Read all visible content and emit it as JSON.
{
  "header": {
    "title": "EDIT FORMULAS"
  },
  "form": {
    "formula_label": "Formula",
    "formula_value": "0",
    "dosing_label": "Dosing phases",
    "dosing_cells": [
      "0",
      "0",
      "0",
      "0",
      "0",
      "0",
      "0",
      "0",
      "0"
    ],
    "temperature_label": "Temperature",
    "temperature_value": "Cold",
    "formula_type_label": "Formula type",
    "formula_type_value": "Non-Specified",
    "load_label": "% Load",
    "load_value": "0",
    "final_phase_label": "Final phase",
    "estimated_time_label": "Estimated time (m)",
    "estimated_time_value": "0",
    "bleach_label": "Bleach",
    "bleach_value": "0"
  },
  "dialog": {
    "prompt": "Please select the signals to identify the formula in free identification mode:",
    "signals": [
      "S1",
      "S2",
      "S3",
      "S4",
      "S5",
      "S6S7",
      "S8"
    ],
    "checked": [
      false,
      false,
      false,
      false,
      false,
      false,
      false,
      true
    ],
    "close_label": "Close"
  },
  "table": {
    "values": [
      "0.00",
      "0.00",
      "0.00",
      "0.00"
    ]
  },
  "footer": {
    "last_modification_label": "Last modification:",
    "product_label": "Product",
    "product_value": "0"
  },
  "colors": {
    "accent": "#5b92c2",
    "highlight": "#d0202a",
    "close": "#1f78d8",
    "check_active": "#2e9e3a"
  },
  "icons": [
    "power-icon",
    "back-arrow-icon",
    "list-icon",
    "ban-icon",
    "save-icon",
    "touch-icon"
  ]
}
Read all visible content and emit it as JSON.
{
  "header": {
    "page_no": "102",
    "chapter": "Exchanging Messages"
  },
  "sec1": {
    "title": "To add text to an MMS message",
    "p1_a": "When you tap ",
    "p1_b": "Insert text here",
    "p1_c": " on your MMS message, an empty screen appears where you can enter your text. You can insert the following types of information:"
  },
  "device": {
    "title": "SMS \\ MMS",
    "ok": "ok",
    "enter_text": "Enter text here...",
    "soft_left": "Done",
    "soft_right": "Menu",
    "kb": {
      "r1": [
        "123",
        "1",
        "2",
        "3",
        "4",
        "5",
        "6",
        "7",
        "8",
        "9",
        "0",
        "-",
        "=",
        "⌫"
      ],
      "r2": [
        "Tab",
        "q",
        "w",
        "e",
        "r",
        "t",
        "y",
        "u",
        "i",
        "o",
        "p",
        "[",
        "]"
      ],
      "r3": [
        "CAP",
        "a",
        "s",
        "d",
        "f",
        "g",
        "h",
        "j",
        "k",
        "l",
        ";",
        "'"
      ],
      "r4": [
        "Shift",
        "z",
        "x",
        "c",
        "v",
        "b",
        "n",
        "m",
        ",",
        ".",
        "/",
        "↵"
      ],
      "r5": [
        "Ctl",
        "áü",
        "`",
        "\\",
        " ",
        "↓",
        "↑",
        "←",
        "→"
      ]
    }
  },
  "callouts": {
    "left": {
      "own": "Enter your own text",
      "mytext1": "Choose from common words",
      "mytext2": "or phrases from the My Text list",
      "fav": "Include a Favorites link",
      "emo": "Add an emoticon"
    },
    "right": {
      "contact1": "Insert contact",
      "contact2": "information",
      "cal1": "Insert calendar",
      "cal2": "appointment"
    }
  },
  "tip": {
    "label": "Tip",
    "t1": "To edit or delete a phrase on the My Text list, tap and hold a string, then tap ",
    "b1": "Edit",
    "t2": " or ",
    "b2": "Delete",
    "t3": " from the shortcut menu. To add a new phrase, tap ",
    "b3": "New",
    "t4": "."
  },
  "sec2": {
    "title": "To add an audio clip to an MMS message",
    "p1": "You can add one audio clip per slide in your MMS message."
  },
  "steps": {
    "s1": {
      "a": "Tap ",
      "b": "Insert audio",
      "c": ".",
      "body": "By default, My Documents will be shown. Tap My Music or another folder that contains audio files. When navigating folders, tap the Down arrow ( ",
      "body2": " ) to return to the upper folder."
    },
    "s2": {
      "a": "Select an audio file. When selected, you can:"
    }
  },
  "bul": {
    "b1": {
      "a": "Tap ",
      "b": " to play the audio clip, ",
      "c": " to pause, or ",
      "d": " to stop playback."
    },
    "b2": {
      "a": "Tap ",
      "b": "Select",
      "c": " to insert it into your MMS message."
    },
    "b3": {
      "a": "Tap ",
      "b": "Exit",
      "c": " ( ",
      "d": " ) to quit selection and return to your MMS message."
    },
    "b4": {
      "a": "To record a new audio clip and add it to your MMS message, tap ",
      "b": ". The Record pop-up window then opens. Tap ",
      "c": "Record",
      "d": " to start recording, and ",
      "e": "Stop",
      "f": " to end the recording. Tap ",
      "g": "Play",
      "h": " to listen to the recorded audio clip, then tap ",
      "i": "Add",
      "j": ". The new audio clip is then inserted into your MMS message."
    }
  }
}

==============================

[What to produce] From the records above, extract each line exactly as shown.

[Result of this task]
Read all visible content and emit it as JSON.
{
  "header": {
    "title": "EDIT FORMULAS"
  },
  "form": {
    "formula_label": "Formula",
    "formula_value": "0",
    "dosing_label": "Dosing phases",
    "dosing_cells": [
      "0",
      "0",
      "0",
      "0",
      "0",
      "0",
      "0",
      "0",
      "0"
    ],
    "temperature_label": "Temperature",
    "temperature_value": "Cold",
    "formula_type_label": "Formula type",
    "formula_type_value": "Non-Specified",
    "load_label": "% Load",
    "load_value": "0",
    "final_phase_label": "Final phase",
    "estimated_time_label": "Estimated time (m)",
    "estimated_time_value": "0",
    "bleach_label": "Bleach",
    "bleach_value": "0"
  },
  "dialog": {
    "prompt": "Please select the signals to identify the formula in free identification mode:",
    "signals": [
      "S1",
      "S2",
      "S3",
      "S4",
      "S5",
      "S6S7",
      "S8"
    ],
    "checked": [
      false,
      false,
      false,
      false,
      false,
      false,
      false,
      true
    ],
    "close_label": "Close"
  },
  "table": {
    "values": [
      "0.00",
      "0.00",
      "0.00",
      "0.00"
    ]
  },
  "footer": {
    "last_modification_label": "Last modification:",
    "product_label": "Product",
    "product_value": "0"
  },
  "colors": {
    "accent": "#5b92c2",
    "highlight": "#d0202a",
    "close": "#1f78d8",
    "check_active": "#2e9e3a"
  },
  "icons": [
    "power-icon",
    "back-arrow-icon",
    "list-icon",
    "ban-icon",
    "save-icon",
    "touch-icon"
  ]
}
Read all visible content and emit it as JSON.
{
  "header": {
    "page_no": "102",
    "chapter": "Exchanging Messages"
  },
  "sec1": {
    "title": "To add text to an MMS message",
    "p1_a": "When you tap ",
    "p1_b": "Insert text here",
    "p1_c": " on your MMS message, an empty screen appears where you can enter your text. You can insert the following types of information:"
  },
  "device": {
    "title": "SMS \\ MMS",
    "ok": "ok",
    "enter_text": "Enter text here...",
    "soft_left": "Done",
    "soft_right": "Menu",
    "kb": {
      "r1": [
        "123",
        "1",
        "2",
        "3",
        "4",
        "5",
        "6",
        "7",
        "8",
        "9",
        "0",
        "-",
        "=",
        "⌫"
      ],
      "r2": [
        "Tab",
        "q",
        "w",
        "e",
        "r",
        "t",
        "y",
        "u",
        "i",
        "o",
        "p",
        "[",
        "]"
      ],
      "r3": [
        "CAP",
        "a",
        "s",
        "d",
        "f",
        "g",
        "h",
        "j",
        "k",
        "l",
        ";",
        "'"
      ],
      "r4": [
        "Shift",
        "z",
        "x",
        "c",
        "v",
        "b",
        "n",
        "m",
        ",",
        ".",
        "/",
        "↵"
      ],
      "r5": [
        "Ctl",
        "áü",
        "`",
        "\\",
        " ",
        "↓",
        "↑",
        "←",
        "→"
      ]
    }
  },
  "callouts": {
    "left": {
      "own": "Enter your own text",
      "mytext1": "Choose from common words",
      "mytext2": "or phrases from the My Text list",
      "fav": "Include a Favorites link",
      "emo": "Add an emoticon"
    },
    "right": {
      "contact1": "Insert contact",
      "contact2": "information",
      "cal1": "Insert calendar",
      "cal2": "appointment"
    }
  },
  "tip": {
    "label": "Tip",
    "t1": "To edit or delete a phrase on the My Text list, tap and hold a string, then tap ",
    "b1": "Edit",
    "t2": " or ",
    "b2": "Delete",
    "t3": " from the shortcut menu. To add a new phrase, tap ",
    "b3": "New",
    "t4": "."
  },
  "sec2": {
    "title": "To add an audio clip to an MMS message",
    "p1": "You can add one audio clip per slide in your MMS message."
  },
  "steps": {
    "s1": {
      "a": "Tap ",
      "b": "Insert audio",
      "c": ".",
      "body": "By default, My Documents will be shown. Tap My Music or another folder that contains audio files. When navigating folders, tap the Down arrow ( ",
      "body2": " ) to return to the upper folder."
    },
    "s2": {
      "a": "Select an audio file. When selected, you can:"
    }
  },
  "bul": {
    "b1": {
      "a": "Tap ",
      "b": " to play the audio clip, ",
      "c": " to pause, or ",
      "d": " to stop playback."
    },
    "b2": {
      "a": "Tap ",
      "b": "Select",
      "c": " to insert it into your MMS message."
    },
    "b3": {
      "a": "Tap ",
      "b": "Exit",
      "c": " ( ",
      "d": " ) to quit selection and return to your MMS message."
    },
    "b4": {
      "a": "To record a new audio clip and add it to your MMS message, tap ",
      "b": ". The Record pop-up window then opens. Tap ",
      "c": "Record",
      "d": " to start recording, and ",
      "e": "Stop",
      "f": " to end the recording. Tap ",
      "g": "Play",
      "h": " to listen to the recorded audio clip, then tap ",
      "i": "Add",
      "j": ". The new audio clip is then inserted into your MMS message."
    }
  }
}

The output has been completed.